Background: Evidence suggests that regular eating patterns (i.e., consistent day-to-day frequency and timing of consumption) may be favorable with respect to weight status, and breakfast may be a particularly important meal for weight maintenance. We examined the relationship between regular breakfast consumption habits and weight status among women.
Materials and methods: Modified Poisson regression models examined day-to-day regularity in breakfast consumption among 46,037 women in the prospective Sister Study cohort in relation to weight status. Cross-sectional outcomes included overweight (body mass index (BMI) ≥ 25.0 kg/m2) and obesity (BMI ≥ 30.0 kg/m2); waist circumference (WC) ≥ 88 cm; and waist-to-hip ratio (WHR) ≥ 0.85. Self-reported weight 5 years post-baseline was used to calculate 5 kg weight gain and incident overweight and obesity using BMI.

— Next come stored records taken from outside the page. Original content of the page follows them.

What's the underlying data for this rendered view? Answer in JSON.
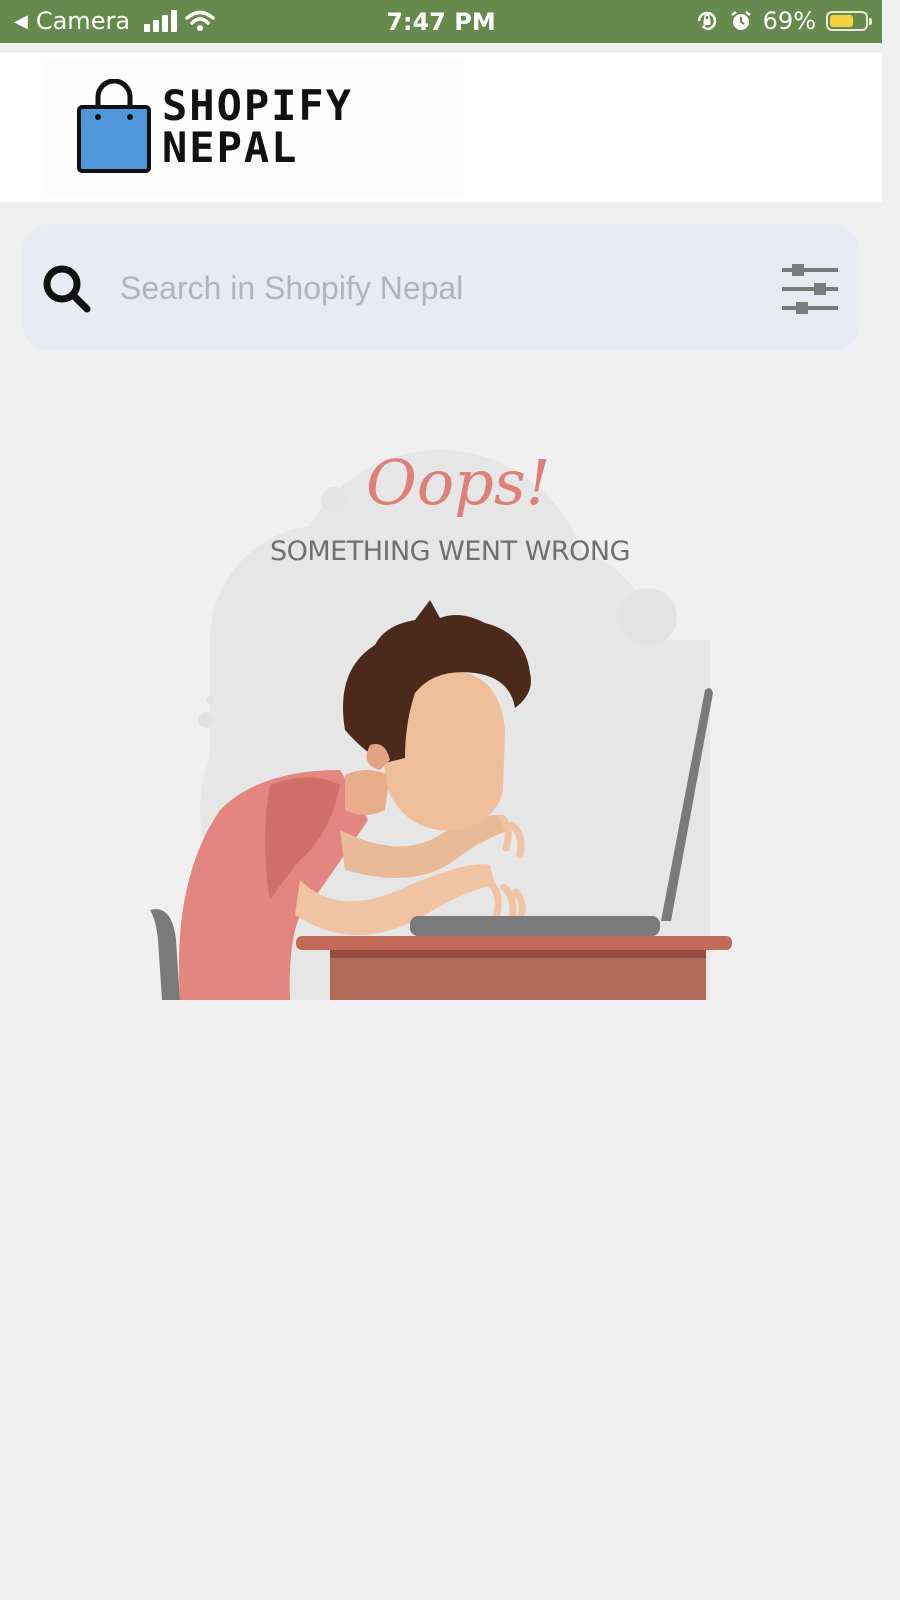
{
  "status_bar": {
    "back_app": "Camera",
    "time": "7:47 PM",
    "battery_percent": "69%",
    "battery_level": 0.69,
    "background_color": "#668a4e",
    "icons": [
      "back-arrow-icon",
      "signal-icon",
      "wifi-icon",
      "rotation-lock-icon",
      "alarm-icon",
      "battery-icon"
    ]
  },
  "header": {
    "logo_text": "SHOPIFY NEPAL",
    "logo_line1": "SHOPIFY",
    "logo_line2": "NEPAL",
    "logo_icon": "shopping-bag-icon",
    "bag_color": "#4f97d8"
  },
  "search": {
    "placeholder": "Search in Shopify Nepal",
    "value": "",
    "search_icon": "search-icon",
    "filter_icon": "filter-sliders-icon",
    "background_color": "#e8ebf3"
  },
  "error": {
    "title": "Oops!",
    "message": "SOMETHING WENT WRONG",
    "title_color": "#de7f7a",
    "illustration": "frustrated-person-at-laptop-illustration"
  }
}
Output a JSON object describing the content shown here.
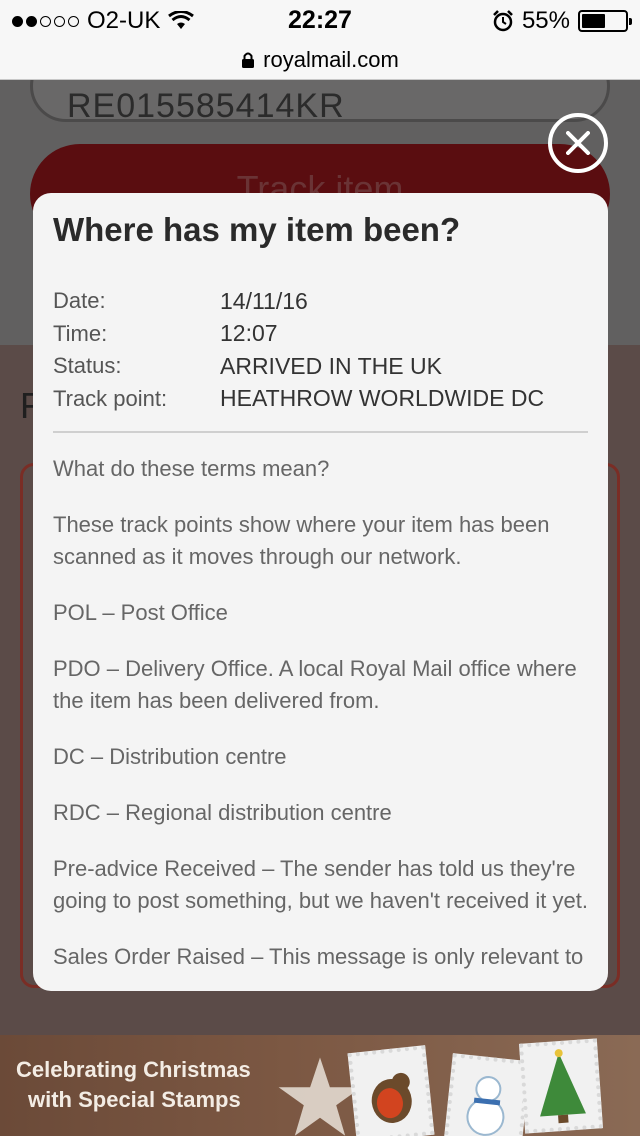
{
  "status_bar": {
    "carrier": "O2-UK",
    "time": "22:27",
    "battery": "55%",
    "battery_level": 0.55
  },
  "url_bar": {
    "domain": "royalmail.com"
  },
  "background_page": {
    "tracking_number": "RE015585414KR",
    "track_button": "Track item",
    "section_letter": "F"
  },
  "modal": {
    "title": "Where has my item been?",
    "details": [
      {
        "label": "Date:",
        "value": "14/11/16"
      },
      {
        "label": "Time:",
        "value": "12:07"
      },
      {
        "label": "Status:",
        "value": "ARRIVED IN THE UK"
      },
      {
        "label": "Track point:",
        "value": "HEATHROW WORLDWIDE DC"
      }
    ],
    "terms": [
      "What do these terms mean?",
      "These track points show where your item has been scanned as it moves through our network.",
      "POL – Post Office",
      "PDO – Delivery Office. A local Royal Mail office where the item has been delivered from.",
      "DC – Distribution centre",
      "RDC – Regional distribution centre",
      "Pre-advice Received – The sender has told us they're going to post something, but we haven't received it yet.",
      "Sales Order Raised – This message is only relevant to"
    ]
  },
  "banner": {
    "line1": "Celebrating Christmas",
    "line2": "with Special Stamps"
  }
}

Results: Compared to women who reported eating breakfast 3 to 4 days/week (irregular breakfast eaters), women who ate breakfast 7 days/week were between 11% to 17% less likely to be obese as measured by WHR (prevalence ratio (PR): 0.89; 95%CI: 0.85, 0.94), WC (PR: 0.85; 95%CI: 0.82, 0.88), and BMI (PR: 0.83; 95%CI: 0.79, 0.87) after multivariable adjustment. Women who never ate breakfast were between 11% to 22% less likely to be obese as measured by WHR (PR: 0.89; 95%CI: 0.83, 0.96), WC (PR: 0.82; 95%CI: 0.78, 0.87), and BMI (PR: 0.78; 95%CI: 0.72, 0.84) compared to irregular breakfast eaters. Prospective analyses showed a 21% and 28% lower risk of 5-year incident obesity among participants who always (relative risk (RR): 0.79; 95%CI: 0.70, 0.90) or never (RR: 0.72; 95%CI: 0.59, 0.87) ate breakfast, respectively, compared to those who ate breakfast 3 to 4 days/week. No association was observed for incident 5 kg weight gain.
Conclusions: Results suggest that a regular breakfast consumption habit, comprising eating breakfast every day or never, may be important for maintaining a healthy weight.